SEOUL, Mar. 27 (Korea Bizwire) — As the South Korean market for renting services and the number of online marketplaces continue to grow, big shifts in consumer culture are taking place, with consumers now averse to paying the full price for new products, and instead preferring to rent or opt for used goods.
A monthly average of 5,800 consumers used online marketplaces last year, nearly four times more users than the previous year’s 1,500, a new report released last Saturday by the Shinhan Trend Research and Institute found.
The report also revealed the amount of money consumers spent amounted to an average of 14.4 billion won (12.9 million dollars) per month last year, an almost 500 percent jump from 3.1 billion won in 2015.
Rental and sharing services are also proving popular. Last year alone, clothes and toy sharing websites saw a great increase in demand. LEGO rental services saw their customer base more than double (238 percent increase) while rental services for clothes and household goods enjoyed increases in popularity of 52 percent and 47 percent respectively.

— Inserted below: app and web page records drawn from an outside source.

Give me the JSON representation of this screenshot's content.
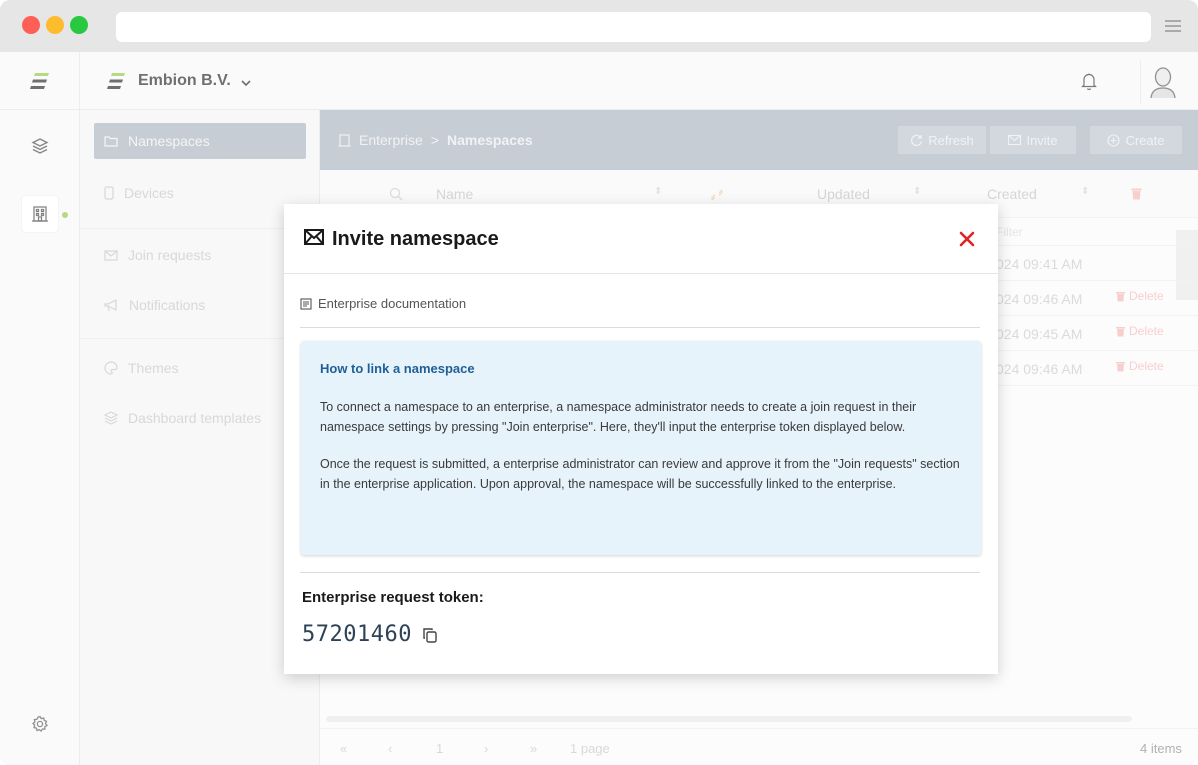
{
  "app": {
    "organization": "Embion B.V."
  },
  "side_menu": {
    "items": [
      {
        "label": "Namespaces",
        "icon": "folder-icon",
        "active": true
      },
      {
        "label": "Devices",
        "icon": "device-icon"
      },
      {
        "label": "Join requests",
        "icon": "envelope-icon"
      },
      {
        "label": "Notifications",
        "icon": "megaphone-icon"
      },
      {
        "label": "Themes",
        "icon": "palette-icon"
      },
      {
        "label": "Dashboard templates",
        "icon": "layers-icon"
      }
    ]
  },
  "breadcrumb": {
    "root": "Enterprise",
    "separator": ">",
    "current": "Namespaces"
  },
  "toolbar": {
    "refresh": "Refresh",
    "invite": "Invite",
    "create": "Create"
  },
  "table": {
    "columns": [
      "Name",
      "Updated",
      "Created"
    ],
    "filter_placeholder": "Filter",
    "rows": [
      {
        "created": "024 09:41 AM",
        "action": ""
      },
      {
        "created": "024 09:46 AM",
        "action": "Delete"
      },
      {
        "created": "024 09:45 AM",
        "action": "Delete"
      },
      {
        "created": "024 09:46 AM",
        "action": "Delete"
      }
    ]
  },
  "pager": {
    "first": "«",
    "prev": "‹",
    "page": "1",
    "next": "›",
    "last": "»",
    "pages_text": "1 page",
    "items_text": "4 items"
  },
  "modal": {
    "title": "Invite namespace",
    "doc_link": "Enterprise documentation",
    "info_title": "How to link a namespace",
    "info_p1": "To connect a namespace to an enterprise, a namespace administrator needs to create a join request in their namespace settings by pressing \"Join enterprise\". Here, they'll input the enterprise token displayed below.",
    "info_p2": "Once the request is submitted, a enterprise administrator can review and approve it from the \"Join requests\" section in the enterprise application. Upon approval, the namespace will be successfully linked to the enterprise.",
    "token_label": "Enterprise request token:",
    "token_value": "57201460"
  },
  "colors": {
    "accent_blue": "#1f5f96",
    "close_red": "#e02424",
    "info_bg": "#e7f3fb",
    "brand_green": "#8cc63f"
  }
}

As more people turn to rental services to save money, the public perception of renting is also changing.
Full-time homemaker Park, 35, from Gangdong District, used to dread walking past the toy aisle at supermarkets as her 8-year-old son would beg her to buy a new toy every single time – until she found out about a LEGO rental service.
“Usually my son gets tired of his new toys once he has played with them a couple of times, but with the service, we can rent as often as we want and it’s cheaper,” said Park.
Park says she often uses the renting service as the price for new products is quite high and the service allows her to save money.
On social media, the keyword “sharing” (‘gongyu’ in Korean) was mentioned more than 6 million times in 2016, while ‘renting’ was mentioned 2.5 million times. Other related keywords such as Airbnb, share house, parking lot, office or car were used along with the keyword ‘renting’.
With ‘sharing,’ keywords like strollers, clothes, studio, toys and hanbok were common.
“Financial pressure, lack of space, and ever changing trends are all contributing to the growing popularity of sharing and renting services,” said an official from Shinhan Card.
“More businesses will move their focus to (sharing and renting) services, away from selling products for possession.”
Ashley Song (email@example.com)